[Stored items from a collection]
····················
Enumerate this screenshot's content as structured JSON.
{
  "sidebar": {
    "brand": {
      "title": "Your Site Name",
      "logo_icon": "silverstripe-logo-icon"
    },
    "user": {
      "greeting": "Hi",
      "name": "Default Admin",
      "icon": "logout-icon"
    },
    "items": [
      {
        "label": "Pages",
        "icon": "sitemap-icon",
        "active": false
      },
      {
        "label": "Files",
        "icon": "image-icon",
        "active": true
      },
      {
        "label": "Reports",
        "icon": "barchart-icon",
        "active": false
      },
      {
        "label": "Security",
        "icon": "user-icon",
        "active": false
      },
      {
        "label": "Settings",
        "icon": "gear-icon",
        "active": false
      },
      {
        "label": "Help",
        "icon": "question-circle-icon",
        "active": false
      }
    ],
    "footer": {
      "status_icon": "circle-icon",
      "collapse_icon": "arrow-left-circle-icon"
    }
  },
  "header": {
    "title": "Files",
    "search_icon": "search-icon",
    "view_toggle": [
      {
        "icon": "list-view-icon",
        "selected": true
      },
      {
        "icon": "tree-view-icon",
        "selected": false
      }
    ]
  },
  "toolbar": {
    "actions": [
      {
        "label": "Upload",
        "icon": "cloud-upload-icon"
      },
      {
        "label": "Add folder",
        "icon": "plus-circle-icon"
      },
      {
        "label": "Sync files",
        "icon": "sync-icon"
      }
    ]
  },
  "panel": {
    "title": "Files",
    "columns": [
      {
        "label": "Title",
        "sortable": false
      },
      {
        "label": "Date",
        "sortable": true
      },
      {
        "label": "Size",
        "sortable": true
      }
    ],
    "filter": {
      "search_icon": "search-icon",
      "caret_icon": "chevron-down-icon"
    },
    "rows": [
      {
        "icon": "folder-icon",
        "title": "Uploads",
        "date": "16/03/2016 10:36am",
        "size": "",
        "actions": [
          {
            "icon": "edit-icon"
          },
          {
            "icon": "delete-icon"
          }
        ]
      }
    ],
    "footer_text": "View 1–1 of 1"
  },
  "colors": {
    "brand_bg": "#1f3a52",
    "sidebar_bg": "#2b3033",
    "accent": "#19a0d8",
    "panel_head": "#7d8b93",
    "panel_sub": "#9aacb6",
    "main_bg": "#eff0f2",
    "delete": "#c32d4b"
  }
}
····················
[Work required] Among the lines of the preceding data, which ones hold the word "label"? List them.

[Completed exercise]
        "label": "Pages",
        "label": "Files",
        "label": "Reports",
        "label": "Security",
        "label": "Settings",
        "label": "Help",
        "label": "Upload",
        "label": "Add folder",
        "label": "Sync files",
        "label": "Title",
        "label": "Date",
        "label": "Size",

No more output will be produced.